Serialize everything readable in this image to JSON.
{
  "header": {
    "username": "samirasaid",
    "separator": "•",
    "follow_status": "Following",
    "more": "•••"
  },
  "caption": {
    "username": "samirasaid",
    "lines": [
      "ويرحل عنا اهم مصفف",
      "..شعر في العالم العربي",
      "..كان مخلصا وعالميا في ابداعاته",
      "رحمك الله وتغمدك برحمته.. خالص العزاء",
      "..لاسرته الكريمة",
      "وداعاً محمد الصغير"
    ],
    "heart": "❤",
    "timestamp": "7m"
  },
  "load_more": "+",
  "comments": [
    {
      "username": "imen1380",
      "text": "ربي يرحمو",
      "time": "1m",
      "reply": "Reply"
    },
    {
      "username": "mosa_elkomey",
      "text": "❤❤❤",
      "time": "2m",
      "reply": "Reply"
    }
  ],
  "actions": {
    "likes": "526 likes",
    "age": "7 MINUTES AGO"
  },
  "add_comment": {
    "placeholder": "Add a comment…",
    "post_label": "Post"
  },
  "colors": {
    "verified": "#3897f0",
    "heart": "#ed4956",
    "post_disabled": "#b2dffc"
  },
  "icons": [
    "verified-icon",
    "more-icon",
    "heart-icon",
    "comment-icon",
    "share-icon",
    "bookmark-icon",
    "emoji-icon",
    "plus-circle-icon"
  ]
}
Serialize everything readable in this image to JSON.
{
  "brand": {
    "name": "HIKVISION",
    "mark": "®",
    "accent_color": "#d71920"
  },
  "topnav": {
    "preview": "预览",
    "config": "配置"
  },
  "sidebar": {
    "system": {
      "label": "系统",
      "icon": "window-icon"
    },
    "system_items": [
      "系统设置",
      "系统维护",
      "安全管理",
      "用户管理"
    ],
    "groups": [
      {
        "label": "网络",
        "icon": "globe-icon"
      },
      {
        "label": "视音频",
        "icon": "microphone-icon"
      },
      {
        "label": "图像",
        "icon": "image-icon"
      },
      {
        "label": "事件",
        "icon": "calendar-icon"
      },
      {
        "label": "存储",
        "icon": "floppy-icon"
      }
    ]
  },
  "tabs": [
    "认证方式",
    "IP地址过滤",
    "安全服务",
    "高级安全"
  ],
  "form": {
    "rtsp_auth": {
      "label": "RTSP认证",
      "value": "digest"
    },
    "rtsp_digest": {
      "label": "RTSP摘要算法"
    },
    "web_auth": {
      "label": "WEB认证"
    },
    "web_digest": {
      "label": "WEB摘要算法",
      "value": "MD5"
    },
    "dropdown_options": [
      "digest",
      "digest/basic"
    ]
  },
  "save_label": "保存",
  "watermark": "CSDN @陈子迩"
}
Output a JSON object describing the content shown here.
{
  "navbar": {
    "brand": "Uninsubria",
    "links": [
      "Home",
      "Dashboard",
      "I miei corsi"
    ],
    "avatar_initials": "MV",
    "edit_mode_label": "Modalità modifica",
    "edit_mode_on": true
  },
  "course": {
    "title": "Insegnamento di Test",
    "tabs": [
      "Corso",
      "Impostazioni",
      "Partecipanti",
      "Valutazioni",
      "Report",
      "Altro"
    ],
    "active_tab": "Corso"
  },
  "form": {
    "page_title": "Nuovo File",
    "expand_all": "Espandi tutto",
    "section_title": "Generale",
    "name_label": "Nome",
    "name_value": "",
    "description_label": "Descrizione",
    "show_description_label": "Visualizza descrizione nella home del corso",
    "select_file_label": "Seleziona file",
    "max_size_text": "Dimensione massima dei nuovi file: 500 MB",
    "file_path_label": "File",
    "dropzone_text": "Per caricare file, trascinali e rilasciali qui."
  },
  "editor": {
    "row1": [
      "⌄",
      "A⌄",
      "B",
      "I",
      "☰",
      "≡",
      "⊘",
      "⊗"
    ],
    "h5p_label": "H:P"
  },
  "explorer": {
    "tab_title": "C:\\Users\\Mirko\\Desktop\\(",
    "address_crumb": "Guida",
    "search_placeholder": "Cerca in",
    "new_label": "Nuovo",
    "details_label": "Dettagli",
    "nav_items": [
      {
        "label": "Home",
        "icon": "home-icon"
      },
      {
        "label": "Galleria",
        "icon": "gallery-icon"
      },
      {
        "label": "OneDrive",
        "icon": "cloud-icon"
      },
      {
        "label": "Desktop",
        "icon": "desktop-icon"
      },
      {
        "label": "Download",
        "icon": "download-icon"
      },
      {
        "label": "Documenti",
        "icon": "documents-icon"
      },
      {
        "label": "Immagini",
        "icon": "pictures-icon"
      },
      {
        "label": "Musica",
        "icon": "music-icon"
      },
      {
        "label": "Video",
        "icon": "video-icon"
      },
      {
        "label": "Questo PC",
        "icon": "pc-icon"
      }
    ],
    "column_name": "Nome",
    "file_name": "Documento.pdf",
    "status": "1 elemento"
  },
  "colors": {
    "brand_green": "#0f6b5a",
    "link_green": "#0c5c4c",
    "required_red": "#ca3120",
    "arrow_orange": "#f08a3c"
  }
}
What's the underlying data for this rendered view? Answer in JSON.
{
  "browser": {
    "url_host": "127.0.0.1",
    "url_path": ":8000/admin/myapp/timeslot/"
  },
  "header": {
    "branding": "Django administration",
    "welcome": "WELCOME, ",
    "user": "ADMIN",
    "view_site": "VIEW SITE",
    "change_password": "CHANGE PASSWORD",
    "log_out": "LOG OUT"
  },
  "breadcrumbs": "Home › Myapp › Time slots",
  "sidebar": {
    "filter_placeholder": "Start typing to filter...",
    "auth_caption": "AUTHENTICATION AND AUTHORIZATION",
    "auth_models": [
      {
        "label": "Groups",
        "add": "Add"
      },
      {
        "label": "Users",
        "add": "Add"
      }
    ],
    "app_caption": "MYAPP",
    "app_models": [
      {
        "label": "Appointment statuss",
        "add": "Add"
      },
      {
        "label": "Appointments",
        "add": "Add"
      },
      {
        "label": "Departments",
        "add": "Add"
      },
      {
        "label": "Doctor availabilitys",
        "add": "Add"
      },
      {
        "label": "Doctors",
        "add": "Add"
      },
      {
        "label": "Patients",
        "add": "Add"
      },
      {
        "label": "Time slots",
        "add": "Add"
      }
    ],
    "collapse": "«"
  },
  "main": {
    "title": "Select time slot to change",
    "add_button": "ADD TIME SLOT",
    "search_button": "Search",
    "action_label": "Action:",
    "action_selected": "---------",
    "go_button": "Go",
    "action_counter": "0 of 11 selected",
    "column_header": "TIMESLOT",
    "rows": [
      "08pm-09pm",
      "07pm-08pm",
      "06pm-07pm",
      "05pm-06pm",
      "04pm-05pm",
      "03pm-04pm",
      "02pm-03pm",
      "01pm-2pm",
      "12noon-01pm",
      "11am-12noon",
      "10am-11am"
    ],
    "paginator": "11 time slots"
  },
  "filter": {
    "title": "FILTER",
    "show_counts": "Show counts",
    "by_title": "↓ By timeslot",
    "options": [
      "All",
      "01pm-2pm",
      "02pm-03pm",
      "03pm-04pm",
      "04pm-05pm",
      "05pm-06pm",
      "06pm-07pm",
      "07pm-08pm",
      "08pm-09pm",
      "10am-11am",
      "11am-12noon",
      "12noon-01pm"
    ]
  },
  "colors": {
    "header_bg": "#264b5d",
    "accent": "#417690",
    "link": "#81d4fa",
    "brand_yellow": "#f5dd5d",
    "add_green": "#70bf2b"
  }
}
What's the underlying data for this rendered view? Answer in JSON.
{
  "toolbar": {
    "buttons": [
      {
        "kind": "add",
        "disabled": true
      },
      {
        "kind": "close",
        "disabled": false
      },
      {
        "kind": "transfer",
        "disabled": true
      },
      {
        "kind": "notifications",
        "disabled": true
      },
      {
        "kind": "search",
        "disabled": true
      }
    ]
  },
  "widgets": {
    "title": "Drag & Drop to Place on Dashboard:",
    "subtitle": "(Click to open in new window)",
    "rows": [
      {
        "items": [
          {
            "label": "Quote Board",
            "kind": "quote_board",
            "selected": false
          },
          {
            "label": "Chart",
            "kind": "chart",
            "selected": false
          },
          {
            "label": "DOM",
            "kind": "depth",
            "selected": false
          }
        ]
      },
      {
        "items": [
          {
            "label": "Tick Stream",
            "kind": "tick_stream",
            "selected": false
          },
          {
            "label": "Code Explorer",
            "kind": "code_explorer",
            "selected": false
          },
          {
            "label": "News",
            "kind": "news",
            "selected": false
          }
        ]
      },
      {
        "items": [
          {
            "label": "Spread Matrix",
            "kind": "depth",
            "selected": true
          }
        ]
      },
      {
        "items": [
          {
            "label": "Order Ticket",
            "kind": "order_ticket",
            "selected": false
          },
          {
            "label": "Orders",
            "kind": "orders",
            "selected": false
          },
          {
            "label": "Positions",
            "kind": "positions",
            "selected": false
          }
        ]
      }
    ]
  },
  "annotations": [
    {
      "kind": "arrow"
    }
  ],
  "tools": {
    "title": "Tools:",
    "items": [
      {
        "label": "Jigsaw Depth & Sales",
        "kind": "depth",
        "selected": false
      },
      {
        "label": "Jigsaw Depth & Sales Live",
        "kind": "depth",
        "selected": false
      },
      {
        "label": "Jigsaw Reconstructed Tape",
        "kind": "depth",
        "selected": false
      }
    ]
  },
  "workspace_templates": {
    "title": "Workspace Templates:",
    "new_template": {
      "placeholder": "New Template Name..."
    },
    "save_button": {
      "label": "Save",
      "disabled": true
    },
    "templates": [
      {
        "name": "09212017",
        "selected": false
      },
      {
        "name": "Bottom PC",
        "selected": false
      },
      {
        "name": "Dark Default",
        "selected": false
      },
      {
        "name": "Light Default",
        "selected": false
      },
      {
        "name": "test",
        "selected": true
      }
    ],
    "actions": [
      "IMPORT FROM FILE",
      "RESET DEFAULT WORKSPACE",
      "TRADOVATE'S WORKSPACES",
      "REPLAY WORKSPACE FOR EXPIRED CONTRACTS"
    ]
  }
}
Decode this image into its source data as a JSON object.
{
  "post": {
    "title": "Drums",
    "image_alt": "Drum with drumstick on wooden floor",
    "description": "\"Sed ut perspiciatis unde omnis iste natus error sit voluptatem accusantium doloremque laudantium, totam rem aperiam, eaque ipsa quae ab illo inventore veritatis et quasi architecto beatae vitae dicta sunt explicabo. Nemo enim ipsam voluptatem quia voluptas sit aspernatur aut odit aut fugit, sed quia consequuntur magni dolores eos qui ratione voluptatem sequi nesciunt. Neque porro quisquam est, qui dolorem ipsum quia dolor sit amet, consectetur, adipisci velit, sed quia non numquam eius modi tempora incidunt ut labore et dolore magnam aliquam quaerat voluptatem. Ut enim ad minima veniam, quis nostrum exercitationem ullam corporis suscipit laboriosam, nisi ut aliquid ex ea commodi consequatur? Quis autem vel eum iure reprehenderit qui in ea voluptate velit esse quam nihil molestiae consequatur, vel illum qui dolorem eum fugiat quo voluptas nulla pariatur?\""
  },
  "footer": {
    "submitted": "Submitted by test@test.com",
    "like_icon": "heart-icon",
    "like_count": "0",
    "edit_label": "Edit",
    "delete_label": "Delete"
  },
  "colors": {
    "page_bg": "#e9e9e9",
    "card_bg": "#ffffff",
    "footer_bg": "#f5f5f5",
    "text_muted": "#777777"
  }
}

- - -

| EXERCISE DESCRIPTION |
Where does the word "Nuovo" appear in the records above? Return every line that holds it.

| OUTPUT FOR THIS TASK |
    "page_title": "Nuovo File",
    "new_label": "Nuovo",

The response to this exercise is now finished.